In my book Step Out of Your Story: Writing Exercises to Reframe and Transform Your Life http://newworldlibrary.com/BooksProducts/ProductDetails/tabid/64/SKU/823... #), I ask participants to explore through writing character traits that might be cultivated through a conflictual encounter with an antagonist in a recent episode of their personal narrative. I tell participants that their antagonist can be interpreted loosely as either a person who is giving them grief, like a boss, or a troublesome situation, like unemployment. Once they have identified their antagonist, I encourage them to imagine how the conflict with this person or situation might help them develop personal strengths in areas where they haven't historically felt so strong.
For example, say a successful executive tends to critically judge the less fortunate, and he suddenly loses his job.

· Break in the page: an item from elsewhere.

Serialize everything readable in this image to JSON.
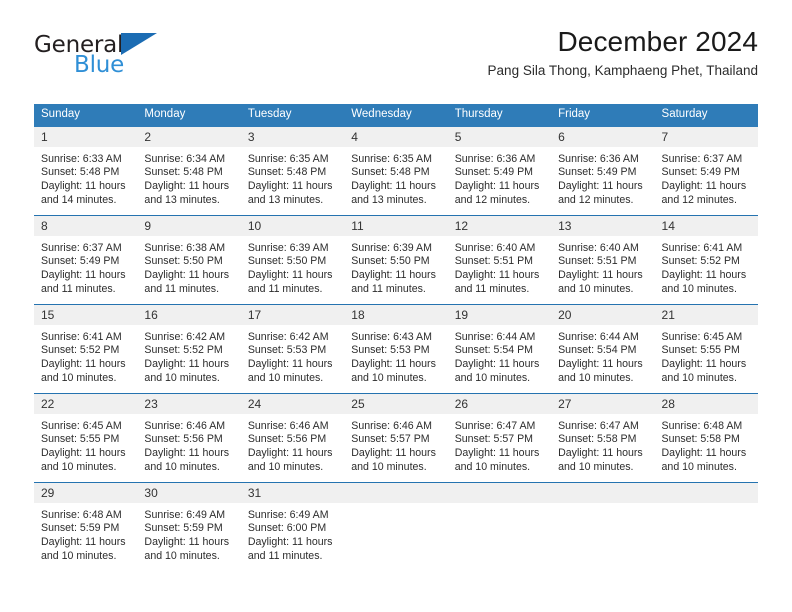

His story’s antagonist — unemployment — reflects this judgment back on him, and if embraced, it could lead him to develop more compassion for those, like himself, who struggle with less. Similarly, say a middle-aged woman loses her job in a recession. She can’t control who hires her, but she can summon the necessary resilience, discipline, resourcefulness, and perseverance to keep trying and find alternate sources of income as necessary
Recognizing Personal Victories
This approach recognizes the subtle, often unrecognized personal victories that build character — such as facing a fear, changing an attitude, or kicking a bad habit. While this is not necessarily how society traditionally measures success - when was the last time you bumped into a friend who announced, “Great news! Yesterday, I conquered my need for my boss’s approval, and today I didn’t scream at my son when he accidentally spilled milk all over the floor!” - for psychotherapists and writers, these kinds of changes mark meaningful progress in someone’s lifelong development, whether that person is a client or an imagined character.
Framed this way, the antagonists of our stories present us with an invitation: When they show up, do we run away, turn our heads, or surrender to the way things are while hoping for the best? Or do we rise to meet the challenges, embracing our antagonists as if they were full-body toning instruments designed to open our heart muscles and build up our resistance to the gravity of life? What opportunities for personal growth would we miss if our obstacles simply disappeared?
Once we accept that our antagonist has something valuable to teach us, we can begin to mine the gems of the situation whether or not our story unfolds to our liking. Suddenly responding to conflict with anger and resentment or, alternatively, with introspection and empowerment, becomes a conscious choice. This new awareness can transform our personal narratives into paeans to the triumph of the human spirit, reminding us that character development is not only the heart of any story worth reading, but also worth living.